Survivors and their families were assured that former landowner the Royal Borough of Kensington and Chelsea would have no ongoing role with the site of the fire where 72 lives were lost in June 2017 and the government completed its acquistion in July last year.
The west London site is expected to host a memorial to be designed in conjunction with the local community. MHCLG said last year that a legal restriction had been placed on the land so it could not be used for any future purpose other than that decided by the community. The government has said that if the community does not want the site to be redeveloped, it will not be redeveloped.
The month before MHCLG formally acquired the tower site, then-communities secretary James Brokenshire wrote to Grenfell survivors and the wider communtiy, telling them the same team that had safeguarded the site since the fire would continue managing it after the transfer – and that the department would be covering the cost.
In July, Brokenshire wrote to Doug Patterson, independent site management lead, thanking him and his team for their work and the benefit of their ongoing help.
“I am pleased that you and your team are able to provide all those who live and work on and around the site with continuity after the government has taken ownership,” Brokenshire wrote.
“I look forward to continuing to benefit from your experience and advice as we take this important step forward.”
MHCLG said the £5m consultancy spend identified in last month’s transparency publication was to cover work keeping the tower and its surroundings “safe and secure”.
“We are working with strategic consultancy services to manage the site in the safest way possible, and ensure our risk, operational and programme management systems are robust,” a spokesperson said.
“The maximum amount for the contract for these strategic consultants currently working with us is £5m.”
MHCLG said the contract expiry date was January 2022, but that it was extendable for two further 12-month periods.
This week, MHCLG announced that 7/7 bombings survivor Thelma Stober and Independent Office of Police Conduct director general Michael Lockwood had been chosen by the community in the area surrounding Grenfell Tower to co-chair the Independent Memorial Commission.
Stober is head of legal and company secretary at the Local Government Association, and sits on the government's Victims' Panel that advises on improving the criminal justice system.

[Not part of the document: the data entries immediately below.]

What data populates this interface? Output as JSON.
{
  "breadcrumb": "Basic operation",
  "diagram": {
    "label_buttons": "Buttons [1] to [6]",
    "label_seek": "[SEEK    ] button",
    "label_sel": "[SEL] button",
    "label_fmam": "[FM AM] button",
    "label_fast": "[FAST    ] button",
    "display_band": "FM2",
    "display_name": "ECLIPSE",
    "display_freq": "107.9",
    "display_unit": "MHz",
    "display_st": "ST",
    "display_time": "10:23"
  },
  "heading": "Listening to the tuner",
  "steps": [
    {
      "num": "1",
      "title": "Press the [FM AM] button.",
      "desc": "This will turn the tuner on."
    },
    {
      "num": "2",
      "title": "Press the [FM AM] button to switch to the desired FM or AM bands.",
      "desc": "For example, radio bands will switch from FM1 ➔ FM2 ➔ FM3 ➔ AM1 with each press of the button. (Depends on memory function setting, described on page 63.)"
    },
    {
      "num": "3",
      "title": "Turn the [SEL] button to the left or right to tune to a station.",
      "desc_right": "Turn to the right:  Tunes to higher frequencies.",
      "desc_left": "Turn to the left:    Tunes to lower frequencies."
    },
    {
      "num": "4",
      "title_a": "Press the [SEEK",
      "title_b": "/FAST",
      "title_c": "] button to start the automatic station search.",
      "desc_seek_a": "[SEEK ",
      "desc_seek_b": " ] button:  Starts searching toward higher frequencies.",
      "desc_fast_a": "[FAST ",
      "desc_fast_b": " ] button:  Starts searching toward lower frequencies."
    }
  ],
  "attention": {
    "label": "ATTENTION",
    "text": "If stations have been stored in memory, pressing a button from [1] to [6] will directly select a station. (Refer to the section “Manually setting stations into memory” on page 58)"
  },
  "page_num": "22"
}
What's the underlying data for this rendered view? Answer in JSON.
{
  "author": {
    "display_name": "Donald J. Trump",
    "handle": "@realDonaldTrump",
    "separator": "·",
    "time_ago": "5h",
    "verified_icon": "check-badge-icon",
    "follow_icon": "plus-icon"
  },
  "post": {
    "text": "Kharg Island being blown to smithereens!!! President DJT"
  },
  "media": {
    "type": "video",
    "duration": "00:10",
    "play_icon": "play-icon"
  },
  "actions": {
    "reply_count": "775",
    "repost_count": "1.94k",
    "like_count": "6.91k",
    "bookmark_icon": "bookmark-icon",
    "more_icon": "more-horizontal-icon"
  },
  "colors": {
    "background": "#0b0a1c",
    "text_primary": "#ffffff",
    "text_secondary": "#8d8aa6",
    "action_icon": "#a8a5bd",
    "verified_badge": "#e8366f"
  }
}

Lockwood is a former council chief executive who was brought into the local area to help bereaved families and survivors after the Grenfell Tower fire, and to head up site management efforts.

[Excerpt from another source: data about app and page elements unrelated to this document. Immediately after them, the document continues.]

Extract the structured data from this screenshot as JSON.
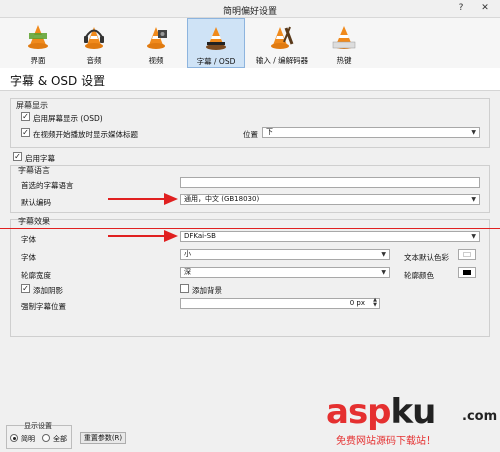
{
  "window": {
    "title": "简明偏好设置",
    "help_label": "?",
    "close_label": "✕"
  },
  "toolbar": {
    "items": [
      {
        "label": "界面"
      },
      {
        "label": "音频"
      },
      {
        "label": "视频"
      },
      {
        "label": "字幕 / OSD",
        "active": true
      },
      {
        "label": "输入 / 编解码器"
      },
      {
        "label": "热键"
      }
    ]
  },
  "page": {
    "heading": "字幕 & OSD 设置"
  },
  "osd": {
    "title": "屏幕显示",
    "enable_osd": {
      "label": "启用屏幕显示 (OSD)",
      "checked": true
    },
    "show_title": {
      "label": "在视频开始播放时显示媒体标题",
      "checked": true
    },
    "position_label": "位置",
    "position_value": "下"
  },
  "subs": {
    "enable": {
      "label": "启用字幕",
      "checked": true
    },
    "language_group": "字幕语言",
    "preferred_label": "首选的字幕语言",
    "preferred_value": "",
    "encoding_label": "默认编码",
    "encoding_value": "通用，中文 (GB18030)",
    "effects_group": "字幕效果",
    "font_label": "字体",
    "font_value": "DFKai-SB",
    "size_label": "字体",
    "size_value": "小",
    "text_color_label": "文本默认色彩",
    "outline_label": "轮廓宽度",
    "outline_value": "深",
    "outline_color_label": "轮廓颜色",
    "shadow": {
      "label": "添加阴影",
      "checked": true
    },
    "background": {
      "label": "添加背景",
      "checked": false
    },
    "force_pos_label": "强制字幕位置",
    "force_pos_value": "0 px"
  },
  "footer": {
    "group_title": "显示设置",
    "simple_label": "简明",
    "all_label": "全部",
    "reset_label": "重置参数(R)"
  },
  "watermark": {
    "brand_a": "asp",
    "brand_b": "ku",
    "brand_c": ".com",
    "tagline": "免费网站源码下载站！"
  },
  "colors": {
    "active_tab": "#cfe3f6",
    "annotation_red": "#e02020",
    "text_default_color": "#ffffff",
    "outline_color": "#000000"
  },
  "icons": {
    "tool_icon": "vlc-cone-icon",
    "annotation": "red-arrow-icon"
  }
}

The commission will also include 10 community members, who will be made up of bereaved families, former Grenfell Tower residents and residents of the wider Lancaster West Estate.

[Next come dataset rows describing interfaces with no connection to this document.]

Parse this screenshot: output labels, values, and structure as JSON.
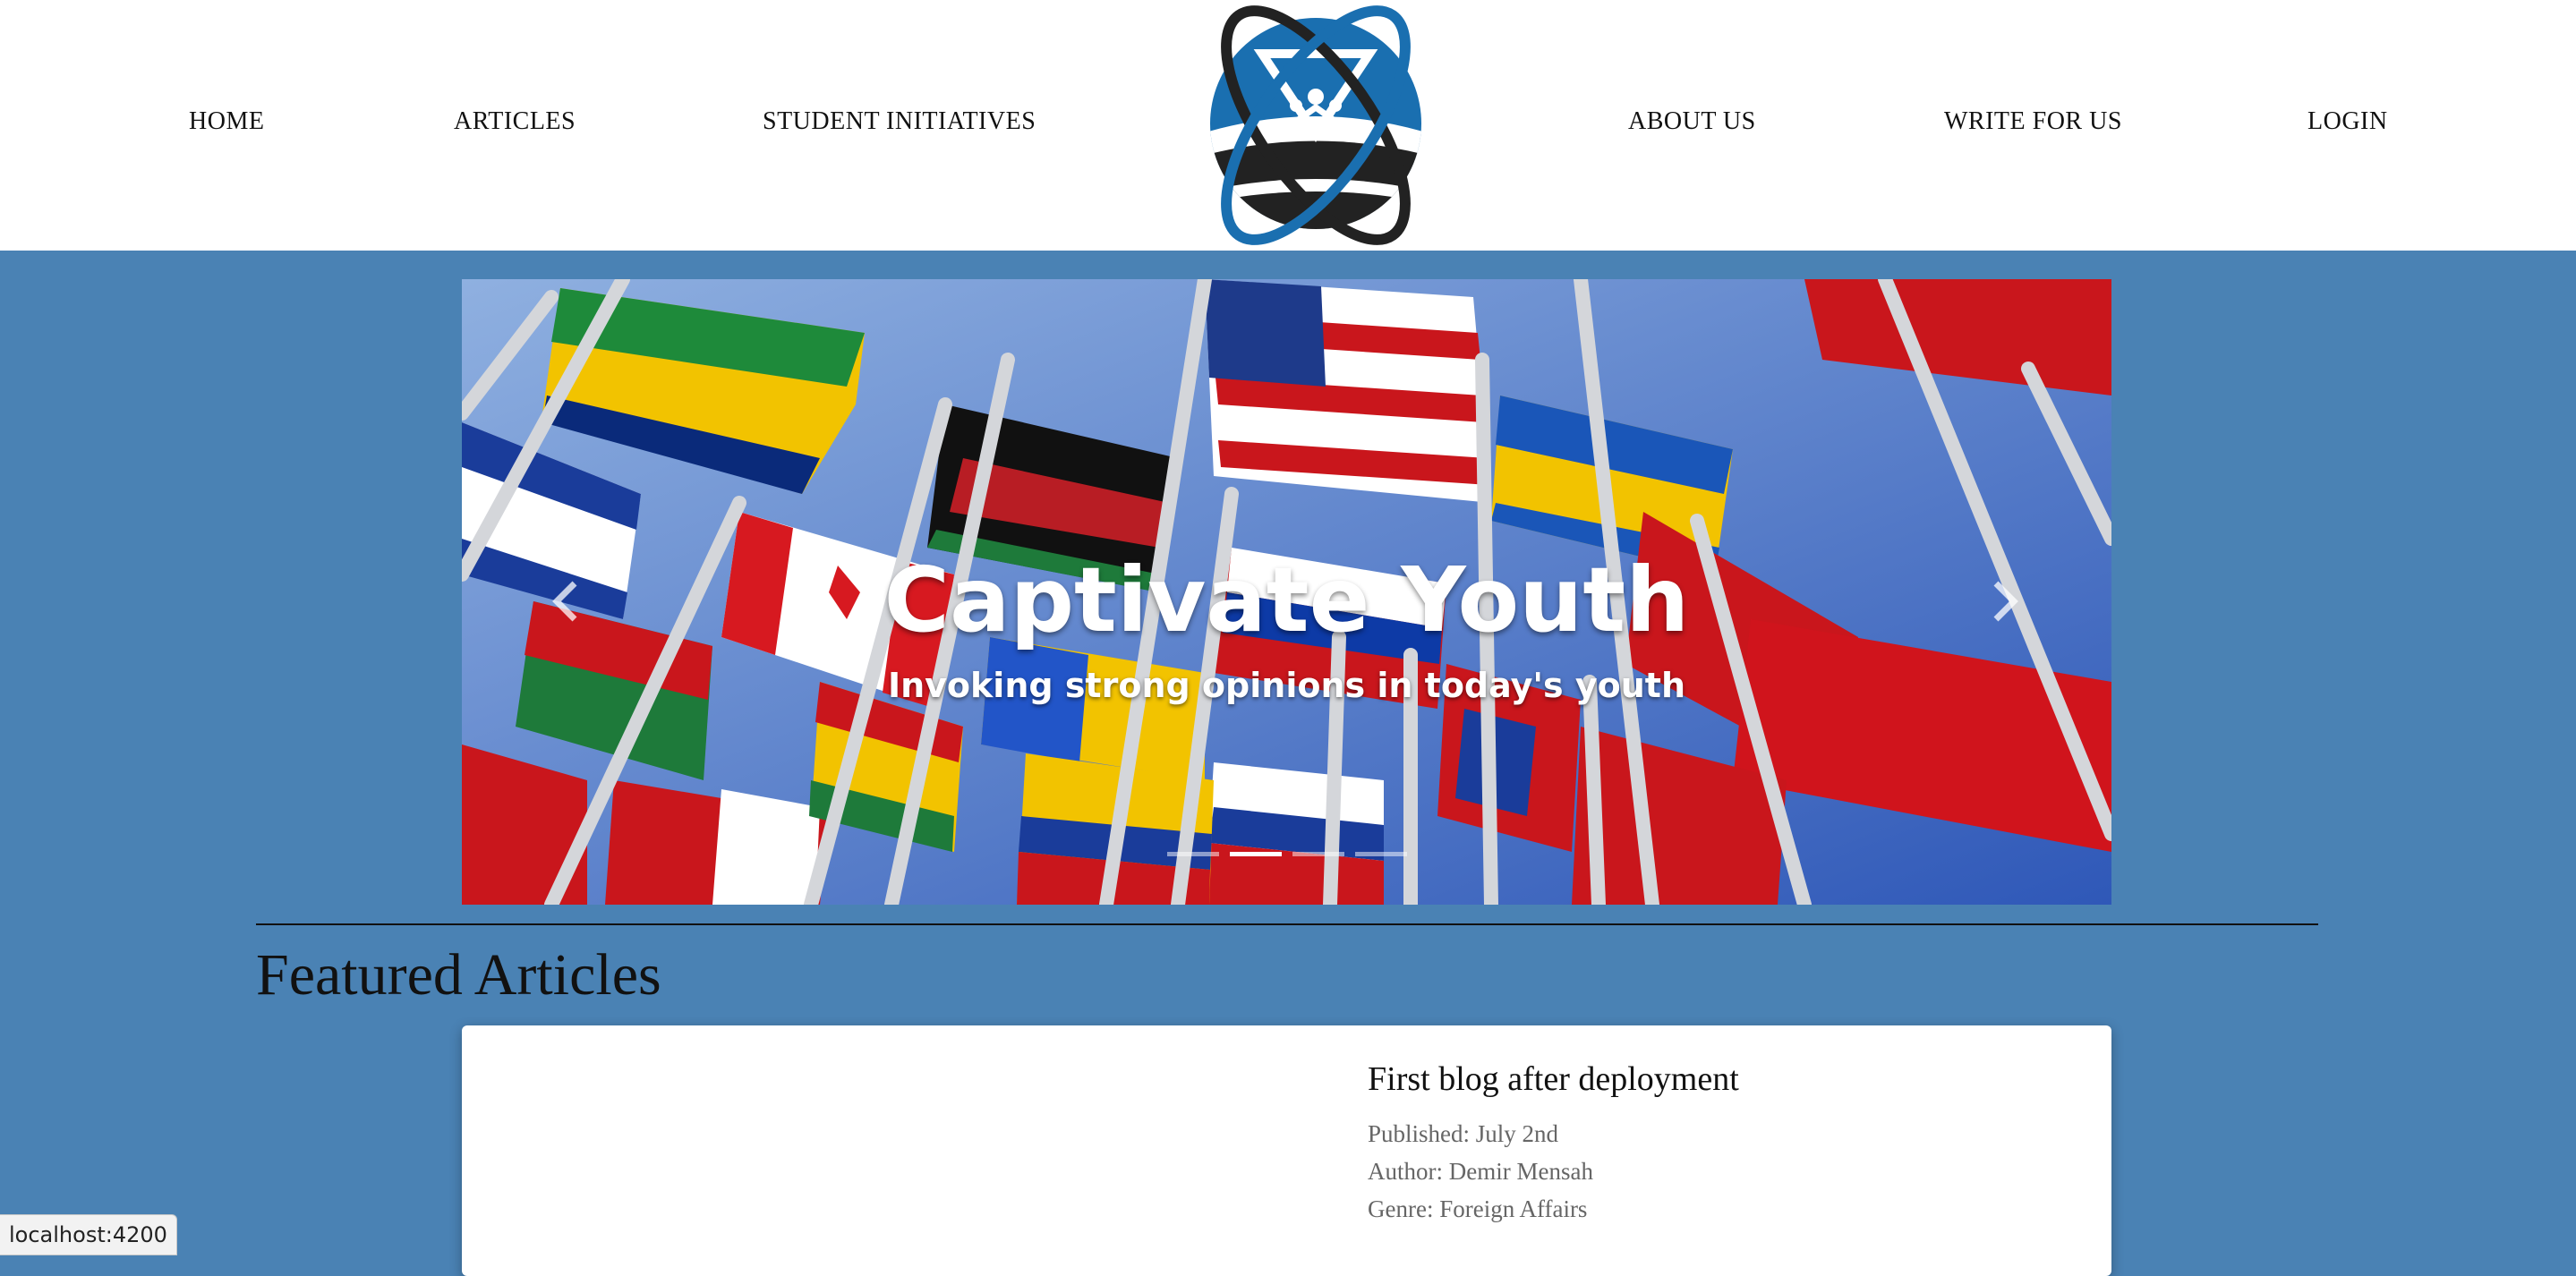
{
  "nav": {
    "left": [
      "HOME",
      "ARTICLES",
      "STUDENT INITIATIVES"
    ],
    "right": [
      "ABOUT US",
      "WRITE FOR US",
      "LOGIN"
    ]
  },
  "logo": {
    "icon": "globe-orbit-logo-icon",
    "colors": [
      "#1a6fb0",
      "#222222"
    ]
  },
  "carousel": {
    "title": "Captivate Youth",
    "subtitle": "Invoking strong opinions in today's youth",
    "slide_count": 4,
    "active_slide": 2,
    "prev_icon": "chevron-left-icon",
    "next_icon": "chevron-right-icon"
  },
  "section": {
    "title": "Featured Articles"
  },
  "featured": [
    {
      "title": "First blog after deployment",
      "published": "Published: July 2nd",
      "author": "Author: Demir Mensah",
      "genre": "Genre: Foreign Affairs"
    }
  ],
  "status_bar": {
    "url": "localhost:4200"
  },
  "colors": {
    "background": "#4a82b4",
    "header": "#ffffff",
    "accent": "#1a6fb0"
  }
}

MHCLG has launched a pre-procurement market engagement exercise for support services for the commission.